This was not the Christmas we were expecting when we moved to London. About a week ago the Government announced that London would move into Tier 4 lockdown. Meeting people is restricted, non-essential shops and restaurants are closed again. We are all housebound except to exercise or buy groceries.
We were to spend Christmas lunch at the local pub. We booked early and carefully selected our meals dreaming how delicious it would be. But those plans have gone out the window now.
I am disappointed. I was looking forward to experiencing a traditional English Christmas pub meal for the first time.
It’s interesting what this lockdown reveals about ourselves and our priorities. So much has changed since the pandemic hit and there have been times I resented the “new normal”.
But this is Christmas.
While the world has changed, the Christmas message of hope and joy to the world has remained unchanged for centuries.
We may not be tucking into a lovely meal cooked by someone else, but food or no food, lockdown or no lockdown, Christmas hasn’t stopped. It can’t be stopped. It’s happened. It’s fact.
Two thousand years ago, a miracle happened. God sent His only Son to earth to be born human. It was the greatest gift history had ever seen. That tiny baby was going to save the world.
Hundreds of years before, His birth had been foretold by prophets. It was Isaiah who wrote:
For to us a child is born, to us a son is given, and the government will be on his shoulders. And he will be called Wonderful Counselor, Mighty God, Everlasting Father, Prince of Peace.Isaiah 9:6 (NIV)
This tiny infant was that promised Messiah. And one day He would die for me.
I can’t help feeling like a bit of an idiot for being disappointed at the promise of confit duck and Christmas pudding that didn’t eventuate.
Instead we have the promise of reconciliation, of hope and immeasurable love. Grace that stretches as far as the east from the west. Peace on earth and good will towards men indeed.
Maybe stripping away the worldly festivities this year is an unexpected gift. An opportunity to focus on what’s truly important about the season. A time to look past the distractions and remember this incredible gift God has given us.
We were all supposed to go to church this morning. My husband is playing the piano at the 9am service today. But even the pleasure of attending church as a family on Christmas Day is denied us it seems.
Our boy came in contact with a student at school who developed COVID. Our son is ok. He hasn’t developed symptoms, but needs to self-isolate until the 27 December. According to regulations, my husband can still serve at church. So he will go on his own this morning.
It’s sad to greet Christmas with face masks and sanitisers. It’s utterly disappointing to have plans we looked forward to dashed at the last minute.
But beneath the disappointment and sadness, is a joy that can never be extinguished. A joy that comes from knowing just how much we’re loved by our creator. A sense of gratitude for this tiny child who will one day bring in a new heaven and a new earth.
In this broken and fallen world, His light shines brighter and His promise of home is all the more sweeter.
In Isaiah again we glimpse that promise:

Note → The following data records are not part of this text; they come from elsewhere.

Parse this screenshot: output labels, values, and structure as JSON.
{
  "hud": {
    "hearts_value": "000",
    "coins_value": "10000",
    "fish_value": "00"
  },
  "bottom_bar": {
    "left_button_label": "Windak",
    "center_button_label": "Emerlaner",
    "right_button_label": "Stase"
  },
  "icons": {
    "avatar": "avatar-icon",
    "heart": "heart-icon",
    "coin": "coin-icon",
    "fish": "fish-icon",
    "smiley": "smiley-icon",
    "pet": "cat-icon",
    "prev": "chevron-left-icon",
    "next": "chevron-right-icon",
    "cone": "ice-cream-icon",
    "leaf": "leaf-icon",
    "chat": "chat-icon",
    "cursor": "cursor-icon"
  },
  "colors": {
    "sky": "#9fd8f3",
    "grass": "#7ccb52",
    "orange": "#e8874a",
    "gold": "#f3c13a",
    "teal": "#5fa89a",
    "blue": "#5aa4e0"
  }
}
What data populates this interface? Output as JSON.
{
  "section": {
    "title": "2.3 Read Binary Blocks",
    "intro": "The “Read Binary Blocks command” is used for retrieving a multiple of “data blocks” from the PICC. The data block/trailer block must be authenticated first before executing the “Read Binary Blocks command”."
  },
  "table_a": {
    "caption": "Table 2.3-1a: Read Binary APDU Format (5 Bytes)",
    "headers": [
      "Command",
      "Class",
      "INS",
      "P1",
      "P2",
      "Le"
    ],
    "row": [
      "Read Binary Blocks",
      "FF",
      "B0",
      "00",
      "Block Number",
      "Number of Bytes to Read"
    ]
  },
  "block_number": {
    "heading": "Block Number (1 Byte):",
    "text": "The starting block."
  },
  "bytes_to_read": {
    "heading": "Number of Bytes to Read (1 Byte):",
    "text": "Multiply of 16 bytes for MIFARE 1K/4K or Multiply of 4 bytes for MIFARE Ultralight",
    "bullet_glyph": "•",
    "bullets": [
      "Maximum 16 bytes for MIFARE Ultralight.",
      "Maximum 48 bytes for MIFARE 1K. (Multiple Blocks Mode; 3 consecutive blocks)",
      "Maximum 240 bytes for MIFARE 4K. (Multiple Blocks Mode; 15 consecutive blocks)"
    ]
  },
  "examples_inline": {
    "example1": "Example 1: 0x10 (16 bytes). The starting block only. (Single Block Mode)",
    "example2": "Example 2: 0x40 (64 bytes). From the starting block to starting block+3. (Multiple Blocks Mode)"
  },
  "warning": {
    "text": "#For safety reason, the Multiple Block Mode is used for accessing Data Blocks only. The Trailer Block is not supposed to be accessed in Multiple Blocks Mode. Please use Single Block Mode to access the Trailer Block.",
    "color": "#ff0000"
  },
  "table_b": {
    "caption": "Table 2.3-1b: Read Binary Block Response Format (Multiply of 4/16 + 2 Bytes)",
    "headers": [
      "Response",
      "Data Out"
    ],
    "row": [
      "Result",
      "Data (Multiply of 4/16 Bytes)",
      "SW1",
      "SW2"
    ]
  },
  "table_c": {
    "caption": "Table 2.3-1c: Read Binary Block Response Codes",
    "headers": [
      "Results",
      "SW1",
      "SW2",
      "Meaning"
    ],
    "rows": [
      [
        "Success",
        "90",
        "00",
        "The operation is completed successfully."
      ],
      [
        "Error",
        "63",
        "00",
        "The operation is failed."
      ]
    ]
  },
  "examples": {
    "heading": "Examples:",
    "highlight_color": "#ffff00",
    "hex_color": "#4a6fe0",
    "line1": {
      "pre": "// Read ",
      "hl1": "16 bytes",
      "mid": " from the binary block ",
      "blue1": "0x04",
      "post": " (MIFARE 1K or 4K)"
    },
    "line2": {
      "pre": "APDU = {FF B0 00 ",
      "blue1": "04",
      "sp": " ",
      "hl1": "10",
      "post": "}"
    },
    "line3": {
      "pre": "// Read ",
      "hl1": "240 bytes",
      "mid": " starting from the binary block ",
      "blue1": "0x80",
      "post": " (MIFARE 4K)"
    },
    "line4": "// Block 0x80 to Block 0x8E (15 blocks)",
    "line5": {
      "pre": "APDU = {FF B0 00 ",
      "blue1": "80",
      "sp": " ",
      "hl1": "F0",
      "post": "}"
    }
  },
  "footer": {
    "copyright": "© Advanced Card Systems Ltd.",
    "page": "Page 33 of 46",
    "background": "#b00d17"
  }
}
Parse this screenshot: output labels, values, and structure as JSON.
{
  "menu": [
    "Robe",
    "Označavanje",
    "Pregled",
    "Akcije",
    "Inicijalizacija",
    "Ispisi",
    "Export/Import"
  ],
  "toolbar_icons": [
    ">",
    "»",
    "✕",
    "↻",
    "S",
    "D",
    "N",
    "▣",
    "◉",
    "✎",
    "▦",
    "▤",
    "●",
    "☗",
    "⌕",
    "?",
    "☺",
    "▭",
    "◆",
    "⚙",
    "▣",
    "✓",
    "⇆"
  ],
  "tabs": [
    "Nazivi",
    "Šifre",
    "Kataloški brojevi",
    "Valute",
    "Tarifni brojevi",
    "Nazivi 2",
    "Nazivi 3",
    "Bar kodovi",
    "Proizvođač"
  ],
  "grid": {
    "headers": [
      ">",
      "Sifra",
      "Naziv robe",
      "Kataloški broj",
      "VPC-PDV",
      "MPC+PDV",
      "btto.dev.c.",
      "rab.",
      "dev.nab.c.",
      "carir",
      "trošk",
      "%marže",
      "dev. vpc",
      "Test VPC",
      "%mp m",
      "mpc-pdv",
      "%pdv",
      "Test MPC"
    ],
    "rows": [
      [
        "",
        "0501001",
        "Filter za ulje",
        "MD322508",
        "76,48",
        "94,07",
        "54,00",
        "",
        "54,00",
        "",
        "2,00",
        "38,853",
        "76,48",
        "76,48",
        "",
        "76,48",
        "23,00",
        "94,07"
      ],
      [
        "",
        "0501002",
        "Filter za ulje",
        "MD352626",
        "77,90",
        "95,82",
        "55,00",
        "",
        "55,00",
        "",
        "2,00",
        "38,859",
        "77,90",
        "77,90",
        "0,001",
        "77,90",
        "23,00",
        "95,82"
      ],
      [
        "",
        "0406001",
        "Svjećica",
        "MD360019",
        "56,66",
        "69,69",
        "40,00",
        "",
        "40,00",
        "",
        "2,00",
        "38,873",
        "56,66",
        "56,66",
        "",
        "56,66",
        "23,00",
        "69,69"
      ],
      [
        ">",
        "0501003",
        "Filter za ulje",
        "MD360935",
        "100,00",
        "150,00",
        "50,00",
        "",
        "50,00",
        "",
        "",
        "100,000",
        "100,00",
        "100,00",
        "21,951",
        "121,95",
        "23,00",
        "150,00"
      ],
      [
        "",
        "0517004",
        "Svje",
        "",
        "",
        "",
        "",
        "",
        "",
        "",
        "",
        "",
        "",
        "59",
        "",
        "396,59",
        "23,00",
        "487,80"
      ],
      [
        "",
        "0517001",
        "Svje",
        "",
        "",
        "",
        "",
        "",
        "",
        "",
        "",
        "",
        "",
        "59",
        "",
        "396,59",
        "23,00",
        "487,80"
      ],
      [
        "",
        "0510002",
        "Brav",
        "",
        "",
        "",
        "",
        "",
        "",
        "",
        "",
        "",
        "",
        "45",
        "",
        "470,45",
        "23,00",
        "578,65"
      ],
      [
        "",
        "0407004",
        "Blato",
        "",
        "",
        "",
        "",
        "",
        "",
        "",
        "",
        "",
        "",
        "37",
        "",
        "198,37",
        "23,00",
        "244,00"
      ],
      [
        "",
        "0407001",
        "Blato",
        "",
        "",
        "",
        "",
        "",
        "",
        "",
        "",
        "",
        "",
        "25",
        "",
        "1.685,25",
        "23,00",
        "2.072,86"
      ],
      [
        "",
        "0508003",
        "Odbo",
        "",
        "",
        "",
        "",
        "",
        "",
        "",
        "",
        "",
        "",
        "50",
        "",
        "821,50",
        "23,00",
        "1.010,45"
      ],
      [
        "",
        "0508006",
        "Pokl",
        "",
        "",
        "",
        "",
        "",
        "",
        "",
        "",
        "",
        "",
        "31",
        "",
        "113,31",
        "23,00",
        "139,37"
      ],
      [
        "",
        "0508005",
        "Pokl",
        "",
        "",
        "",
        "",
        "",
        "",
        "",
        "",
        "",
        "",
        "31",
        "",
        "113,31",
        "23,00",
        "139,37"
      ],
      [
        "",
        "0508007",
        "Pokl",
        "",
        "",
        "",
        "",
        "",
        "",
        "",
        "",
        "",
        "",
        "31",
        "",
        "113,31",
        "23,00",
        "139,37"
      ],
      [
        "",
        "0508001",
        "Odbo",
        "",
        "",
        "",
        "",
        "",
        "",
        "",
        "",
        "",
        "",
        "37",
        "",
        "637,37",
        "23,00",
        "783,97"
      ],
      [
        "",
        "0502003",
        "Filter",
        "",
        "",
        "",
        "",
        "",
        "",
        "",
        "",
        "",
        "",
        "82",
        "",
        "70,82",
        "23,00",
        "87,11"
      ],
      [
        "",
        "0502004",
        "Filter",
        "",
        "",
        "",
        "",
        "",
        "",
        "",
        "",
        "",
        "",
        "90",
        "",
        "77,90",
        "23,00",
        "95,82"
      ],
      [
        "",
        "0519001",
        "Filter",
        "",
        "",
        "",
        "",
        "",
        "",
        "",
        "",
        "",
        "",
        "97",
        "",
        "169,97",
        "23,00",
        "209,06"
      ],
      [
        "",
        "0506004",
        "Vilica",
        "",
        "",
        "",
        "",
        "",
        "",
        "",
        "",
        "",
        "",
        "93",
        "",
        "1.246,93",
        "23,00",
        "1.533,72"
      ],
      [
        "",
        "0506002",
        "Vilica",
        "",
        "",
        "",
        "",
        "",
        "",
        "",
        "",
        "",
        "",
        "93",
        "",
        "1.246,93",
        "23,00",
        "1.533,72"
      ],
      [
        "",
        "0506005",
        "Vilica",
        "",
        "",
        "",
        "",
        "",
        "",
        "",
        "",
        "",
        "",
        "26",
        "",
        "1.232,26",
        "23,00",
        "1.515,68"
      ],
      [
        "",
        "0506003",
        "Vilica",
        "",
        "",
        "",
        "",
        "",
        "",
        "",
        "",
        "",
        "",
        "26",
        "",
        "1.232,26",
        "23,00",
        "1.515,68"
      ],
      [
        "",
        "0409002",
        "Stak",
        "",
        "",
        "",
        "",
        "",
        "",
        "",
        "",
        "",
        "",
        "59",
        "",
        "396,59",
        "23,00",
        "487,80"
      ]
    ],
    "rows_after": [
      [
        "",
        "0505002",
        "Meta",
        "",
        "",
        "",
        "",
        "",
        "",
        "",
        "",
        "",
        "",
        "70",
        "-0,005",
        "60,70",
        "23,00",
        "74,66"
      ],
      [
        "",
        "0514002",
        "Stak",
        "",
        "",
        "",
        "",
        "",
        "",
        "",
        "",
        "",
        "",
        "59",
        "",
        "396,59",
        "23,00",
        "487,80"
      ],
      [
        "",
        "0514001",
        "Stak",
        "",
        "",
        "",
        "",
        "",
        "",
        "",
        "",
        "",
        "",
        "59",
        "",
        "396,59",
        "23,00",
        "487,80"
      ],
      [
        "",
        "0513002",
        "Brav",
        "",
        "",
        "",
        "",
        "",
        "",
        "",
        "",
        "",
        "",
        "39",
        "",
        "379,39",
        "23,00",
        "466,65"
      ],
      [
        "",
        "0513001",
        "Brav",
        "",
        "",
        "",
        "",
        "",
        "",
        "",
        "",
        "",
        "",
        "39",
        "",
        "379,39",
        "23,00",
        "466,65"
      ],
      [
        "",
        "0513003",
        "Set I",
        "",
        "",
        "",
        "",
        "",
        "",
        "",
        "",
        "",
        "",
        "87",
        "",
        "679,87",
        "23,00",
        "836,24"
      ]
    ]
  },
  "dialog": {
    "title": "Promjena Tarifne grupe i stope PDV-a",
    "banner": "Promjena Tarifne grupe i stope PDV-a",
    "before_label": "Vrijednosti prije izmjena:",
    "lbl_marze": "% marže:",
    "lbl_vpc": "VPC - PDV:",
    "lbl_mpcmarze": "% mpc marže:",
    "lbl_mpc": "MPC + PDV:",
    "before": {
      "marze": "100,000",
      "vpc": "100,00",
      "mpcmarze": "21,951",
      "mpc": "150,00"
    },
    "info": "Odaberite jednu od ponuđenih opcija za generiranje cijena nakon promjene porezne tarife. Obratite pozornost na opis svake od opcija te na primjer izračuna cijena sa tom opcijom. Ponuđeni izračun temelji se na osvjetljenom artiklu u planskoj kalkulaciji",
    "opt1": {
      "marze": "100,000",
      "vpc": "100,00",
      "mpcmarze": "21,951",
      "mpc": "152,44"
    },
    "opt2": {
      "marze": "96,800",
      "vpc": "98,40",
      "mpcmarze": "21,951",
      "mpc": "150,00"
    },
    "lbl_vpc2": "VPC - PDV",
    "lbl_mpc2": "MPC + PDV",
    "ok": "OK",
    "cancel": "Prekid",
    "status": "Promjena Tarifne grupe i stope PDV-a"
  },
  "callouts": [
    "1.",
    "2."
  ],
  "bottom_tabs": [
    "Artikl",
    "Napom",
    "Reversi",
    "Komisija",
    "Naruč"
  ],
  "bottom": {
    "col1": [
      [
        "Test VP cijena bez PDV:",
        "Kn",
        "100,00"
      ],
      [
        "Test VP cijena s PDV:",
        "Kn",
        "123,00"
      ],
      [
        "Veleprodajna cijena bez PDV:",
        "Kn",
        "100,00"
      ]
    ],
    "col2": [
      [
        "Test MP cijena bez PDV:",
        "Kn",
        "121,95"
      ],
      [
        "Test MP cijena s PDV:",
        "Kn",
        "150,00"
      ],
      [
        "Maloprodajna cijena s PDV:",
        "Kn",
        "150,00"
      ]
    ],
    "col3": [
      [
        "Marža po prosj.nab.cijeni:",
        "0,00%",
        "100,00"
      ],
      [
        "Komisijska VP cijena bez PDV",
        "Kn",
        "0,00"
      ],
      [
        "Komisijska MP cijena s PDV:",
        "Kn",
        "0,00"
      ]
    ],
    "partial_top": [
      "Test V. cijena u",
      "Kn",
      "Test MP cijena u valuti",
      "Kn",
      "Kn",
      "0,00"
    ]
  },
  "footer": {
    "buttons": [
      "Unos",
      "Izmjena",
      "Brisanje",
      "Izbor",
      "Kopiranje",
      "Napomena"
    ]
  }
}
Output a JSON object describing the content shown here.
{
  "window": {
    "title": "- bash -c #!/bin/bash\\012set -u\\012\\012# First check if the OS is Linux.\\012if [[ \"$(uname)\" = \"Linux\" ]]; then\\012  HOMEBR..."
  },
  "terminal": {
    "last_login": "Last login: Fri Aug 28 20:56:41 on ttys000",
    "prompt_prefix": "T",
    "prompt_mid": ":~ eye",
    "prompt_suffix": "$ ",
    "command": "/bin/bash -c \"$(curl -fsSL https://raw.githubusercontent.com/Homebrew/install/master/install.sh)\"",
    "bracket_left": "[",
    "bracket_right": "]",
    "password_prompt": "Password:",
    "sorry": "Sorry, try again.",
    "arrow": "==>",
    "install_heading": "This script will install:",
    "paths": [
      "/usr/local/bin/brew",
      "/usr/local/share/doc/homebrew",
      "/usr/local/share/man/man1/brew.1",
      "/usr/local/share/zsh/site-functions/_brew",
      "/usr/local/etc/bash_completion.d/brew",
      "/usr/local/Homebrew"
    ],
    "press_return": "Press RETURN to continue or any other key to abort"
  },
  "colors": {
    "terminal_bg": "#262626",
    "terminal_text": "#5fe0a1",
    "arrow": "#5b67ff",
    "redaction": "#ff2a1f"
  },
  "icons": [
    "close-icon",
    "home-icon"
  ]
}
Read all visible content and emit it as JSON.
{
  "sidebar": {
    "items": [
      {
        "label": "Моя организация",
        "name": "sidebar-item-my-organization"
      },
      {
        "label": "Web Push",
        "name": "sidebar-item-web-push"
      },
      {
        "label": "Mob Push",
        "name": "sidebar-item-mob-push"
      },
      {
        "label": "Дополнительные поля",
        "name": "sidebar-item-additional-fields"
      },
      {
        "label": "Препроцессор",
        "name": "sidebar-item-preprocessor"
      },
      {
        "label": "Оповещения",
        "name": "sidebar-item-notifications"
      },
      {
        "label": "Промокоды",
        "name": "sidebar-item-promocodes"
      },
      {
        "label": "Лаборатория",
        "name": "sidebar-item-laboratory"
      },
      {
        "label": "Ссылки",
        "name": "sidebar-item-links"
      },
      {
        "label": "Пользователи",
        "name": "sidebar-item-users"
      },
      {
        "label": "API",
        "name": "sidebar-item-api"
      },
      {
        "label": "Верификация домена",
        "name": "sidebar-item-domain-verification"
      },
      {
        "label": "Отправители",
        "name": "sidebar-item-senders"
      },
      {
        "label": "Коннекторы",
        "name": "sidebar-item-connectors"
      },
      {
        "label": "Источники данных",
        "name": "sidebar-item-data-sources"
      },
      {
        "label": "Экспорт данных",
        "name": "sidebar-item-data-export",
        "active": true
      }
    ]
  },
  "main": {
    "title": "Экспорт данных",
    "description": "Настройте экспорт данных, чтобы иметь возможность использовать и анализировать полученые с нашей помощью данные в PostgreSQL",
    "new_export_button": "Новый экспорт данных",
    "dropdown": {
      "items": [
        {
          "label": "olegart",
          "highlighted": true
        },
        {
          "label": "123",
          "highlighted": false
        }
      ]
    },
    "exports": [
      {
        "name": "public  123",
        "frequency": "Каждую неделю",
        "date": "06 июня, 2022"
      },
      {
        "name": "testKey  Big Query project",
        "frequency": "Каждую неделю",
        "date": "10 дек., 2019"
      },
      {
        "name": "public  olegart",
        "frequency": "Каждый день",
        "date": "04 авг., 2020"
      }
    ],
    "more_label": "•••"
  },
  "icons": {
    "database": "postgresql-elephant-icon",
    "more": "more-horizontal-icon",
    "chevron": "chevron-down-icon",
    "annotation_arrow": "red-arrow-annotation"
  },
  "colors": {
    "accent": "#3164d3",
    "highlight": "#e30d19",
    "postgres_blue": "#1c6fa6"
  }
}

But be glad and rejoice forever in what I will create, for I will create Jerusalem to be a delight and its people a joy. I will rejoice over Jerusalem and take delight in my people; the sound of weeping and of crying will be heard in it no more.
Never again will there be in it an infant who lives but a few days, or an old man who does not live out his years; the one who dies at a hundred will be thought a mere child; the one who fails to reach a hundred will be considered accursed.Isaiah 64:18-20 (NIV)
A world without the brokenness of sin. A world that is meant to be. In this COVID-19 infested, painful and often disappointing world, I am looking forward to that.
So come, all you unfaithful, broken and exhausted, come see what our God has done.